How to Choose a Sportsbook
A sportsbook is a gambling establishment that accepts bets on various sporting events. The odds for these bets are determined by mathematical calculations and based on the probability that something will happen, such as a team winning a game or a fighter going X number of rounds. The odds are then published and bettors place wagers on the outcome of a specific event or individual. The profit made by the sportsbook comes from a percentage of all bets placed, called the juice or vig.
The sportsbook industry is highly competitive, and many operators are using new technologies to improve their services. Some of the most innovative technology involves data analytics and predictive models, which help make better informed bets. This has led to a significant increase in sports betting revenue and is set to continue growing. The most successful sportsbooks are those that can keep their margins low while offering the best value to customers.

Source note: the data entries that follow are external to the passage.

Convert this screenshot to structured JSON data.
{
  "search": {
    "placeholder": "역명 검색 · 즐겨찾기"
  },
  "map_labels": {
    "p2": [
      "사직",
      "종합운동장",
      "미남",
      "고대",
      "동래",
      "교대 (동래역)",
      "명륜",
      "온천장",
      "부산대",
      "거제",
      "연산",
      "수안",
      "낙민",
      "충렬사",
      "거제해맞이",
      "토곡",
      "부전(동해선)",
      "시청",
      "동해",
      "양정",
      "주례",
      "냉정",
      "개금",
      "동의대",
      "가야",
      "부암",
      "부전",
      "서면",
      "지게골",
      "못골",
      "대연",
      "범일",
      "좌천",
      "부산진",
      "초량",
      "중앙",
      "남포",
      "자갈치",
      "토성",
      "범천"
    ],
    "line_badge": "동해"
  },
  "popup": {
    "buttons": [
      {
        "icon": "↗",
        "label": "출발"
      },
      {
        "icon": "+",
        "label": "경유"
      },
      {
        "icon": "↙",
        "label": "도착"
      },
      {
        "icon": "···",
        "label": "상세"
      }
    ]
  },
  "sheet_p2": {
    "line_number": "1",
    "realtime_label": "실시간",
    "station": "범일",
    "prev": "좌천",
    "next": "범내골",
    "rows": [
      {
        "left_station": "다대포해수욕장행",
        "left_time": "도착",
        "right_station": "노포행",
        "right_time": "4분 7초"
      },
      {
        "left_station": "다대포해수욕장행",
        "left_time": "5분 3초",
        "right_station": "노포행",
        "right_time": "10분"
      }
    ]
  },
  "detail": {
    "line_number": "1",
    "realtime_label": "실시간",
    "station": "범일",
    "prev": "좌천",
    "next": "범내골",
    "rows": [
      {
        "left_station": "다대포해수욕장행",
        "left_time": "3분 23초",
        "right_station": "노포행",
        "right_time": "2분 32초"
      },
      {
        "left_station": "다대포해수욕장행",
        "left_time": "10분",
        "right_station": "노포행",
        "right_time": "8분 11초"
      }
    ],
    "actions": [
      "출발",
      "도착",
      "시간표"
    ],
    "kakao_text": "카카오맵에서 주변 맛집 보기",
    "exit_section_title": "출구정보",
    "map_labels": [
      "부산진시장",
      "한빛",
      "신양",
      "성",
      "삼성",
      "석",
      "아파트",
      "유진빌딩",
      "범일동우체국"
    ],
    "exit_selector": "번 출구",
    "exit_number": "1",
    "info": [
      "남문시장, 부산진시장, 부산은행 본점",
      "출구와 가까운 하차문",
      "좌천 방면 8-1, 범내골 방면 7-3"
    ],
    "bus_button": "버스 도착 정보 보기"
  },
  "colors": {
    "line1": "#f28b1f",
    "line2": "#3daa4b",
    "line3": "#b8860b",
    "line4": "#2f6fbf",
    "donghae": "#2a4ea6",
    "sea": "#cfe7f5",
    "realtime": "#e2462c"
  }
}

Online sportsbooks have come into play in recent years, following the Supreme Court decision that legalized sports betting nationwide. These sites allow consumers to place bets from anywhere in the country and can also offer live streaming of games, including international soccer matches. Some of the most popular online sportsbooks include SugarHouse and DraftKings.
When choosing a sportsbook, you should always do your research and read reviews. However, remember that user reviews can be misleading and what one person sees as negative, another may view as positive. You should also look at the betting menu to ensure that it has all of the sports you are interested in.
Some sportsbooks will also feature futures wagers. These bets are usually available year-round and typically have a long-term horizon, such as predicting which team will win the Super Bowl for the upcoming season. This type of bet offers great flexibility for sportsbook owners, as it allows them to pay a lower fee in the off-season and increase the amount they pay during major events.
While the days of the NBA being the most popular sport in the United States are long gone, it still draws considerable attention from gamblers at sportsbooks. This is especially true during the playoffs and the NBA Finals. The sport has a loyal following and can provide significant profits for sportsbooks when wagers are placed correctly.
A sportsbook can be operated by a bookmaker or by a governmental agency that oversees the gambling activities of its citizens. In addition to accepting bets, a government-regulated sportsbook must abide by strict regulations concerning player age and identity, financial transactions, and other key factors. It must also be licensed by the state where it is located. In addition, the sportsbook must maintain a balance between its wagering volume and the amounts it pays out. This is known as the house edge and must be managed carefully to prevent losses.